For example, the simple grammar

S → A + A A → 0 | 1

is an unambiguous grammar for the language { 0+0, 0+1, 1+0, 1+1 }. While each of these four strings has only one leftmost derivation, it has two different derivations, for example

S ⇒ A + A ⇒ 0 + A ⇒ 0 + 0

and

S ⇒ A + A ⇒ A + 0 ⇒ 0 + 0

Only the former derivation is a leftmost one.

The decision problem of whether an arbitrary grammar is ambiguous is undecidable because it can be shown that it is equivalent to the Post correspondence problem.^{[4]} At least, there are tools implementing some semi-decision procedure for detecting ambiguity of context-free grammars.^{[5]}

The efficiency of parsing a context-free grammar is determined by the automaton that accepts it. Deterministic context-free grammars are accepted by deterministic pushdown automata and can be parsed in linear time, for example by an LR parser.^{[6]} They are a strict subset of the context-free grammars, which are accepted by pushdown automata and can be parsed in polynomial time, for example by the CYK algorithm.

Unambiguous context-free grammars can be nondeterministic. For example, the language of even-length palindromes on the alphabet of 0 and 1 has the unambiguous context-free grammar S → 0S0 | 1S1 | ε. An arbitrary string of this language cannot be parsed without reading all its symbols first, which means that a pushdown automaton has to try alternative state transitions to accommodate for the different possible lengths of a semi-parsed string.^{[7]}

Nevertheless, removing grammar ambiguity may produce a deterministic context-free grammar and thus allow for more efficient parsing. Compiler generators such as YACC include features for resolving some kinds of ambiguity, such as by using the precedence and associativity constraints.

While some context-free languages (the set of strings that can be generated by a grammar) have both ambiguous and unambiguous grammars, there exist context-free languages for which no unambiguous context-free grammar can exist. Such languages are called **inherently ambiguous**.

There are no inherently ambiguous regular languages.^{[8]}^{[9]}

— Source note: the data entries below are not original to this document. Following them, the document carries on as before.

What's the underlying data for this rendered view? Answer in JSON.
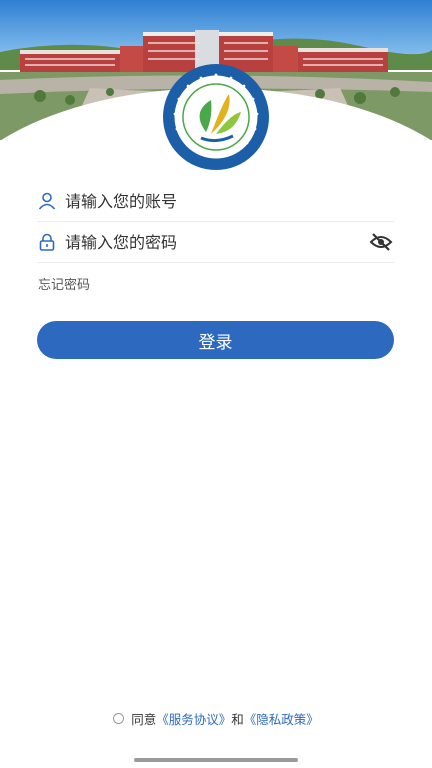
{
  "header": {
    "logo_name": "school-logo"
  },
  "form": {
    "account_placeholder": "请输入您的账号",
    "password_placeholder": "请输入您的密码",
    "forgot_label": "忘记密码",
    "login_label": "登录"
  },
  "agreement": {
    "prefix": "同意",
    "service_link": "《服务协议》",
    "and": "和",
    "privacy_link": "《隐私政策》"
  },
  "colors": {
    "primary": "#2d6abf",
    "icon_blue": "#2d6abf"
  }
}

The existence of inherently ambiguous context-free languages was proven with Parikh's theorem in 1961 by Rohit Parikh in an MIT research report.^{[10]}

The language is inherently ambiguous.^{[11]}

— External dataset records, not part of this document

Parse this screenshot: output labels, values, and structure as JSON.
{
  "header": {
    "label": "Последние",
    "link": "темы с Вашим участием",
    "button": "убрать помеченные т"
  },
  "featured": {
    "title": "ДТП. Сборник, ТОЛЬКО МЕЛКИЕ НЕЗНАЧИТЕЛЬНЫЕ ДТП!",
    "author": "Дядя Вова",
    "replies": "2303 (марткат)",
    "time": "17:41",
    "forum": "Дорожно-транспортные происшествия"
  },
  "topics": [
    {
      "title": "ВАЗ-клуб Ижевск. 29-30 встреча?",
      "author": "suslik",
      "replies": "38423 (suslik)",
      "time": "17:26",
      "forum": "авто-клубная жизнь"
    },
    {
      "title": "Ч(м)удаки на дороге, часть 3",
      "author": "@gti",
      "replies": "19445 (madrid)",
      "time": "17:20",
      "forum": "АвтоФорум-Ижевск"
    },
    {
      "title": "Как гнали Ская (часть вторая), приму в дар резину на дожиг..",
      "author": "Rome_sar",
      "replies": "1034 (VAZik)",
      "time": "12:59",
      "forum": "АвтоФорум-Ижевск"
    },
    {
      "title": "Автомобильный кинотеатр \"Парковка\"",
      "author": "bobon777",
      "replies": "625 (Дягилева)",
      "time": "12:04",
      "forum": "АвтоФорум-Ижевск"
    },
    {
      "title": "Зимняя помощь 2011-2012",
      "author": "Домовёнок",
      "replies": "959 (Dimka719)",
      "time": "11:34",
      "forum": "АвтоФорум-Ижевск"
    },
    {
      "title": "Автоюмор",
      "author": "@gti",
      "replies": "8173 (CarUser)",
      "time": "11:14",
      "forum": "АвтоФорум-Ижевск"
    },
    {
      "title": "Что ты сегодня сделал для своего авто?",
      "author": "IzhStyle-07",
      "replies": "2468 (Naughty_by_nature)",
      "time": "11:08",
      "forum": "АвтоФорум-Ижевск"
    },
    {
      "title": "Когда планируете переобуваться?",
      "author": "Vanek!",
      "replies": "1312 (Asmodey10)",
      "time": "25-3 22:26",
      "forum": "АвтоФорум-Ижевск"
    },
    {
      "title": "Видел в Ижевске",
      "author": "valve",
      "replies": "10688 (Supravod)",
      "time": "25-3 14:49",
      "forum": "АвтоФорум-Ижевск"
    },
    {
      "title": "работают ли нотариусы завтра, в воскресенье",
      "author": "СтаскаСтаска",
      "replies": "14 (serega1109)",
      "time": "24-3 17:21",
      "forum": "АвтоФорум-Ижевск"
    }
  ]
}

Ogden's lemma^{[12]} can be used to prove that certain context-free languages, such as , are inherently ambiguous. See this page for a proof.

The union of with is inherently ambiguous. This set is context-free, since the union of two context-free languages is always context-free. But Hopcroft & Ullman (1979) give a proof that any context-free grammar for this union language cannot unambiguously parse strings of form .^{[13]}

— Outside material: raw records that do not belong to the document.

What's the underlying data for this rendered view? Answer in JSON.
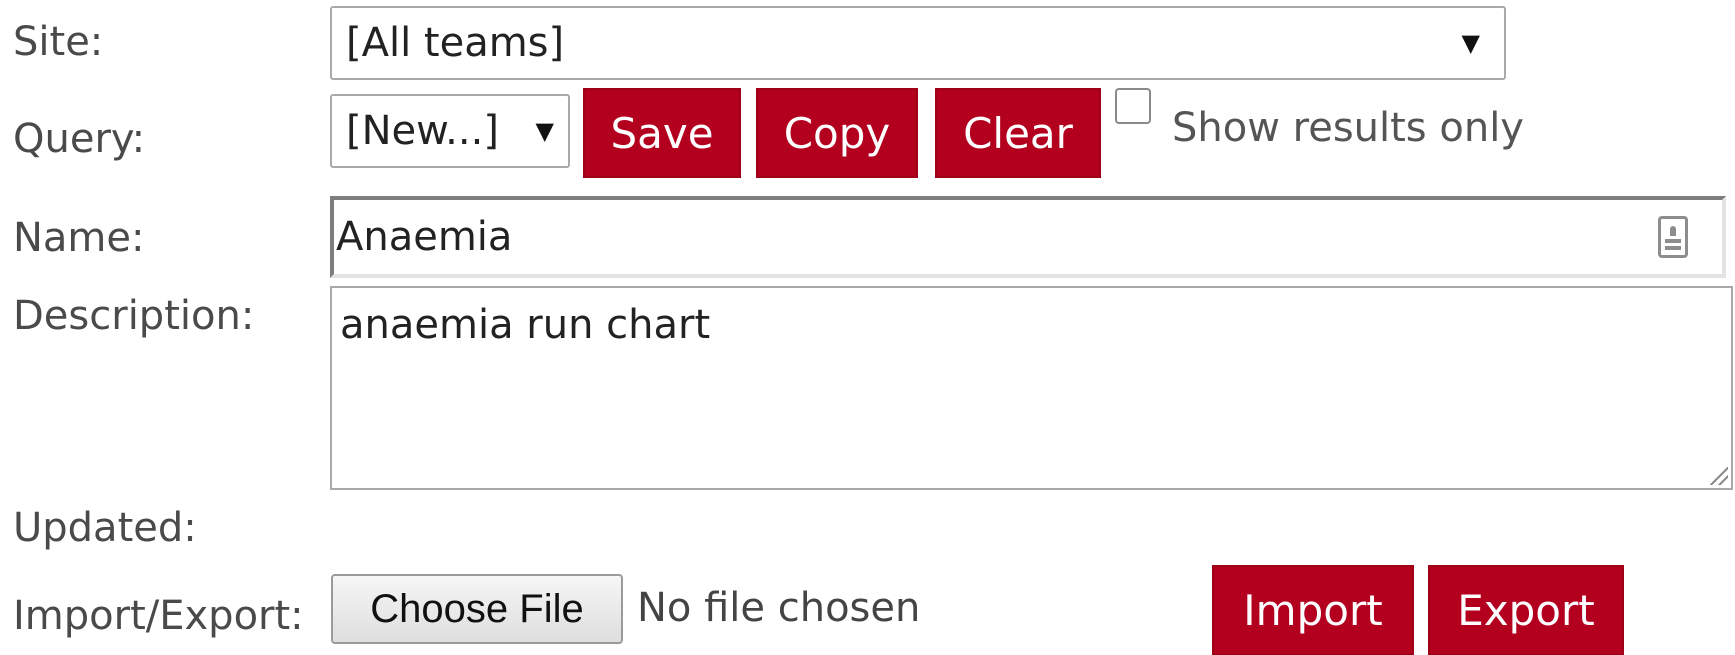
{
  "labels": {
    "site": "Site:",
    "query": "Query:",
    "name": "Name:",
    "description": "Description:",
    "updated": "Updated:",
    "import_export": "Import/Export:"
  },
  "site_select": {
    "value": "[All teams]",
    "arrow": "▼"
  },
  "query_select": {
    "value": "[New...]",
    "arrow": "▼"
  },
  "query_buttons": {
    "save": "Save",
    "copy": "Copy",
    "clear": "Clear"
  },
  "show_results_only": {
    "label": "Show results only",
    "checked": false
  },
  "name_field": {
    "value": "Anaemia",
    "icon": "contact-card-icon"
  },
  "description_field": {
    "value": "anaemia run chart"
  },
  "updated": {
    "value": ""
  },
  "file_input": {
    "button_label": "Choose File",
    "status": "No file chosen"
  },
  "io_buttons": {
    "import": "Import",
    "export": "Export"
  },
  "colors": {
    "button_red": "#b3001e",
    "label_gray": "#4a4a4a"
  }
}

More examples, and a general review of techniques for proving inherent ambiguity of context-free languages, are found given by Bassino and Nicaud (2011).^{[14]}